Checkpoint Zero/Inov-8 Team Blog
presented by Inov-8

Planet Adventure
posted Saturday, April 12, 2008 by Team Checkpoint Zero @ 10:03 PM - 0 comments

They say getting there is half the fun, but I'm not so sure as we found out as we tried to get to the Planet Adventure Race. We had originally set up a team to race in Indiana, but three weeks before the race, I got a call that one teammate was out with a knee injury. That's fair enough. Luckily Hunter Orvis had just goined up with us and volunteered to take the spot. Then, less than a week before the race, we had another member realize that he had scheduled two races on top of each other. Luckily Hunter was able to make a few calls and find another last minute stand in, Mark Harris.

Sounds good right? Well, the day before the race I get another call and now our girl has the flu and probably won't make it. That's 3 for 3 on team mates now, but once again we got lucky and Marks teammate is able to fill in with less than 24 hours notice. So much for advanced planning.

So, with the issues of assembling a team behind us, we set out to see what damage the course would inflict on us. The course opened with a short bushwack to our bikes, where we picked them up and rode some great single track in the Hoosier national forest. By the end of the first section, we had about a minute lead on EMS. We later found out that they had been having bike issues, as usually they are very strong riders. Next up was a unique orienteering section, in which we were told that we could get in any order, but to throw in a twist, we could skip a single point. This was difficult to do on the fly, as we didn't have a long time to figure out any strategy. In the end, we chose a roughly CCW route, skipping one point early on. I don't know that our route was optimal, but it was good enough to be one of the faster times through the course.

Completing the rogain, we made our way to the paddle portion of the race. Now this was not any ordinary paddle by any means. The water level was was about 14 feet over normal, and the reservoir was backed up miles and miles. This meant the paddle wasn't on a river, but on a flood plain, floating through the forest and the trees, literally! We were lucky enough to make it through the section before dark, but many teams didn't, and several were forced to the bank to made camp for the night.

With a quick transition to the last trek section, we made our way and finally got onto our bikes for a 20 mile ride to the finish. We had going back and forth with GOALS for 3rd place at this point, knowing there was little chance of riding down EMS or Alpine Shop. As we made our way onto the first section of single track I heard a little yell but didn't think much of it. After proceeding down the trail a little further I finally realized that there was no one behind me. Turning around I quickly found the reason. That little yell was because of a fall, and that fall turned out to be a race ender. Somehow the rear derailleur had gotten forced into the wheel, which by some stroke of unfortunate luck resulted in the in the rear skewer breaking. I'd never seen that, and couldn't think of a fix. We decided to throw in the towel then and there.
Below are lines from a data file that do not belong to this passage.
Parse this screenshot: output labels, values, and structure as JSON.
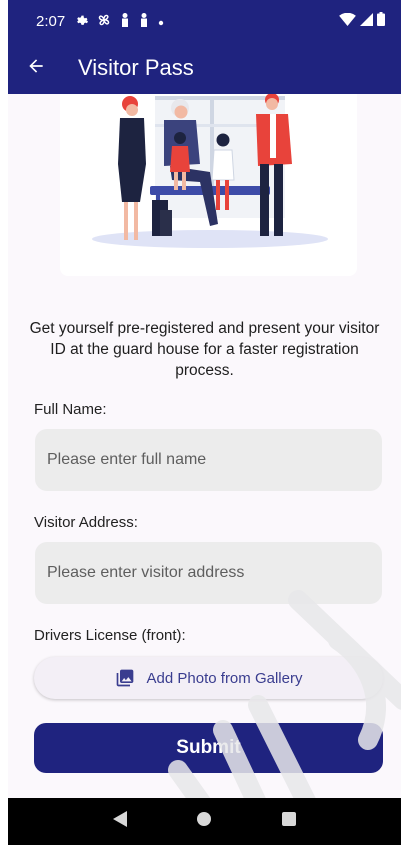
{
  "status_bar": {
    "time": "2:07",
    "icons": [
      "settings-icon",
      "fan-icon",
      "person-icon",
      "person-icon",
      "dot-icon"
    ],
    "right_icons": [
      "wifi-icon",
      "signal-icon",
      "battery-icon"
    ]
  },
  "app_bar": {
    "back_icon": "arrow-left-icon",
    "title": "Visitor Pass"
  },
  "hero": {
    "illustration": "family-visitors-illustration"
  },
  "intro_text": "Get yourself pre-registered and present your visitor ID at the guard house for a faster registration process.",
  "form": {
    "full_name": {
      "label": "Full Name:",
      "placeholder": "Please enter full name",
      "value": ""
    },
    "visitor_address": {
      "label": "Visitor Address:",
      "placeholder": "Please enter visitor address",
      "value": ""
    },
    "drivers_license": {
      "label": "Drivers License (front):",
      "button_label": "Add Photo from Gallery",
      "icon": "photo-library-icon"
    },
    "submit_label": "Submit"
  },
  "nav_bar": {
    "icons": [
      "back-triangle-icon",
      "home-circle-icon",
      "recents-square-icon"
    ]
  },
  "colors": {
    "primary": "#1f237f",
    "background": "#fbf8fc",
    "field": "#ececec",
    "button_text": "#3a3d8f"
  }
}
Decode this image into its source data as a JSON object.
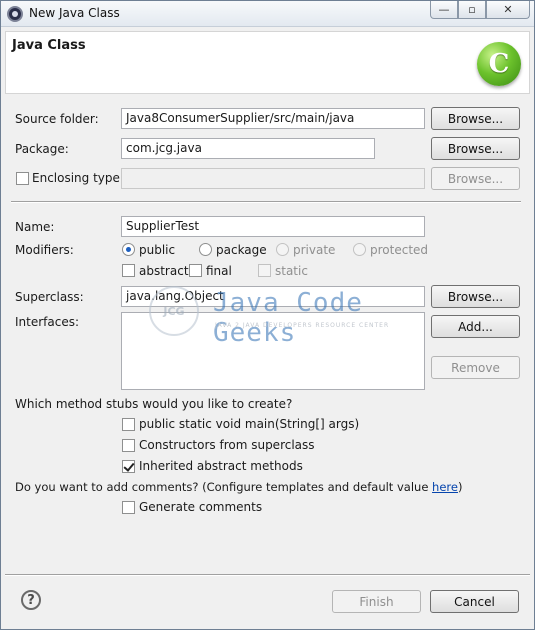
{
  "window": {
    "title": "New Java Class",
    "minimize_glyph": "—",
    "maximize_glyph": "▫",
    "close_glyph": "✕"
  },
  "header": {
    "title": "Java Class",
    "logo_glyph": "C"
  },
  "source_folder": {
    "label": "Source folder:",
    "value": "Java8ConsumerSupplier/src/main/java",
    "browse_label": "Browse..."
  },
  "package": {
    "label": "Package:",
    "value": "com.jcg.java",
    "browse_label": "Browse..."
  },
  "enclosing_type": {
    "label": "Enclosing type:",
    "checked": false,
    "value": "",
    "browse_label": "Browse..."
  },
  "name": {
    "label": "Name:",
    "value": "SupplierTest"
  },
  "modifiers": {
    "label": "Modifiers:",
    "public": "public",
    "package": "package",
    "private": "private",
    "protected": "protected",
    "abstract": "abstract",
    "final": "final",
    "static": "static",
    "selected": "public"
  },
  "superclass": {
    "label": "Superclass:",
    "value": "java.lang.Object",
    "browse_label": "Browse..."
  },
  "interfaces": {
    "label": "Interfaces:",
    "add_label": "Add...",
    "remove_label": "Remove"
  },
  "watermark": {
    "circle_text": "JCG",
    "title": "Java Code Geeks",
    "subtitle": "JAVA 2 JAVA DEVELOPERS RESOURCE CENTER"
  },
  "method_stubs": {
    "question": "Which method stubs would you like to create?",
    "main": "public static void main(String[] args)",
    "constructors": "Constructors from superclass",
    "inherited": "Inherited abstract methods",
    "inherited_checked": true
  },
  "comments": {
    "question": "Do you want to add comments? (Configure templates and default value ",
    "link": "here",
    "question_end": ")",
    "generate": "Generate comments"
  },
  "footer": {
    "help_glyph": "?",
    "finish_label": "Finish",
    "cancel_label": "Cancel"
  },
  "colors": {
    "logo_green": "#6cc22c",
    "watermark_blue": "#2f6fb3",
    "link_blue": "#0645ad"
  }
}
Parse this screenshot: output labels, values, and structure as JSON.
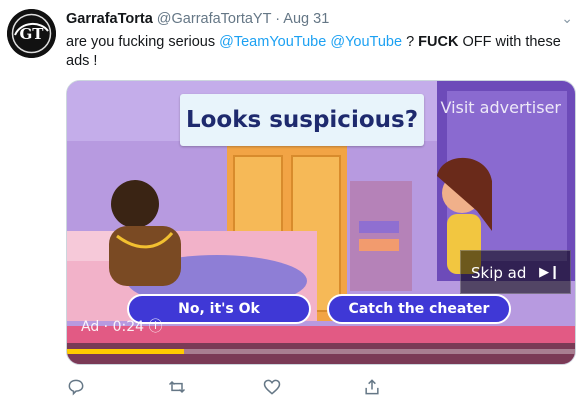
{
  "tweet": {
    "name": "GarrafaTorta",
    "handle": "@GarrafaTortaYT",
    "dot": "·",
    "date": "Aug 31",
    "more": "⌄",
    "text_parts": {
      "t1": "are you fucking serious ",
      "m1": "@TeamYouTube",
      "t2": " ",
      "m2": "@YouTube",
      "t3": " ? ",
      "b1": "FUCK",
      "t4": " OFF with these ads !"
    },
    "avatar_text": "GT"
  },
  "ad": {
    "question": "Looks suspicious?",
    "visit": "Visit advertiser",
    "skip": "Skip ad",
    "choice_1": "No, it's Ok",
    "choice_2": "Catch the cheater",
    "ad_label": "Ad · 0:24",
    "progress": 0.23
  },
  "actions": {
    "reply": "reply-icon",
    "retweet": "retweet-icon",
    "like": "like-icon",
    "share": "share-icon"
  },
  "colors": {
    "mention": "#1da1f2",
    "choice_button": "#3f38d6",
    "progress": "#ffcc00"
  }
}
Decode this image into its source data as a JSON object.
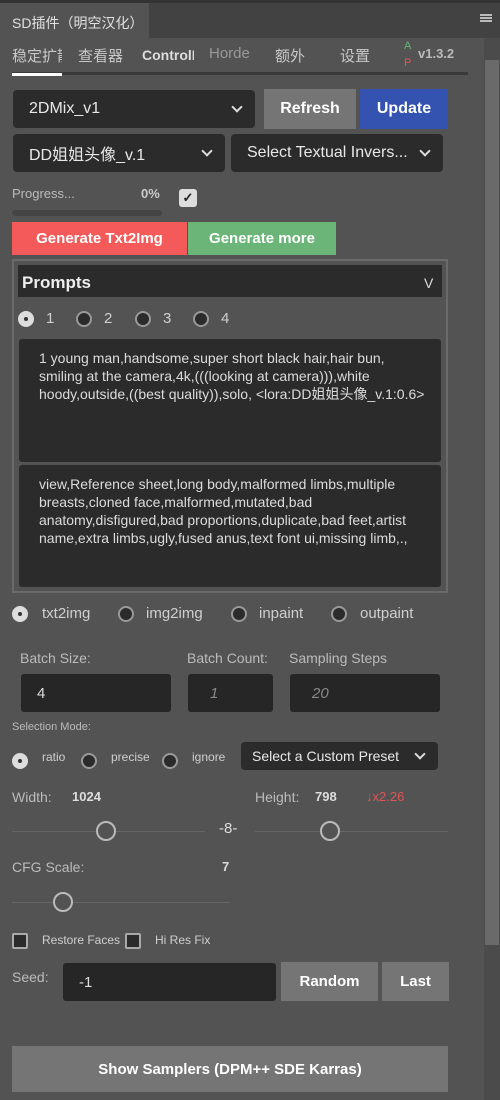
{
  "panel": {
    "title": "SD插件（明空汉化）"
  },
  "tabs": [
    {
      "label": "稳定扩散"
    },
    {
      "label": "查看器"
    },
    {
      "label": "ControlNet"
    },
    {
      "label": "Horde"
    },
    {
      "label": "额外"
    },
    {
      "label": "设置"
    }
  ],
  "version": {
    "a": "A",
    "p": "P",
    "label": "v1.3.2"
  },
  "model": {
    "selected": "2DMix_v1"
  },
  "buttons": {
    "refresh": "Refresh",
    "update": "Update",
    "generate": "Generate Txt2Img",
    "generate_more": "Generate more",
    "random": "Random",
    "last": "Last",
    "show_samplers": "Show Samplers (DPM++ SDE Karras)"
  },
  "lora": {
    "selected": "DD姐姐头像_v.1"
  },
  "textual_inversion": {
    "selected": "Select Textual Invers..."
  },
  "progress": {
    "label": "Progress...",
    "value": "0%",
    "fraction": 0,
    "checkbox_checked": true
  },
  "prompts": {
    "title": "Prompts",
    "toggle": "V",
    "tabs": [
      "1",
      "2",
      "3",
      "4"
    ],
    "selected": 0,
    "positive": "1 young man,handsome,super short black hair,hair bun, smiling at the camera,4k,(((looking at camera))),white hoody,outside,((best quality)),solo, <lora:DD姐姐头像_v.1:0.6>",
    "negative": "view,Reference sheet,long body,malformed limbs,multiple breasts,cloned face,malformed,mutated,bad anatomy,disfigured,bad proportions,duplicate,bad feet,artist name,extra limbs,ugly,fused anus,text font ui,missing limb,.,"
  },
  "modes": {
    "options": [
      "txt2img",
      "img2img",
      "inpaint",
      "outpaint"
    ],
    "selected": 0
  },
  "batch": {
    "size_label": "Batch Size:",
    "size": "4",
    "count_label": "Batch Count:",
    "count_placeholder": "1",
    "steps_label": "Sampling Steps",
    "steps_placeholder": "20"
  },
  "selection_mode": {
    "label": "Selection Mode:",
    "options": [
      "ratio",
      "precise",
      "ignore"
    ],
    "selected": 0,
    "preset": "Select a Custom Preset"
  },
  "size": {
    "width_label": "Width:",
    "width": "1024",
    "height_label": "Height:",
    "height": "798",
    "scale": "↓x2.26"
  },
  "cfg": {
    "label": "CFG Scale:",
    "value": "7"
  },
  "options": {
    "restore_faces": "Restore Faces",
    "hires_fix": "Hi Res Fix"
  },
  "seed": {
    "label": "Seed:",
    "value": "-1"
  },
  "colors": {
    "generate": "#f55a5a",
    "generate_more": "#6ab577",
    "update": "#3453b0",
    "refresh": "#757575",
    "scale": "#e05555"
  }
}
It turned out to be a little disappointing result, but I am glad that we went. The Planet Adventure race was an excellent event, well run, and in a beautiful part of the country. It'll certainly be on my list to hit up next year.

A Wife's Perspective: Stepping in to Make a Difference
posted Friday, April 11, 2008 by Team Checkpoint Zero @ 11:36 AM - 0 comments

This year, Henry and I decided to do more than simply support the team and volunteer at checkpoints while Paul is having fun in the woods. Henry, 7, wanted to have something of his own to do, something worthwhile, something to help people. So with a little research and a little direction from Jessica Koelsch of WeCeFAR, we found the Nike Reuse a Shoe Program. Nike accepts old athletic shoes at any of their retail stores. The shoes are sorted and recycled and used for playground, and court surfaces. Not only are the shoes being put to good use, but they are not filling up a landfill.

This has worked out well for us. When Paul signs up to do a race, we contact the RD and ask permission to collect shoes at registration and then simply find a Nike store near the race course to drop off the shoes. So far we have collected 35 pair at Swamp Stomp and 43 pair at CPO race. We will be in Blue Ridge this weekend. So look for Henry's homemade Nike ReUse a Shoe sign and bring us your old, tired worn out shoes.

-Lisa Cox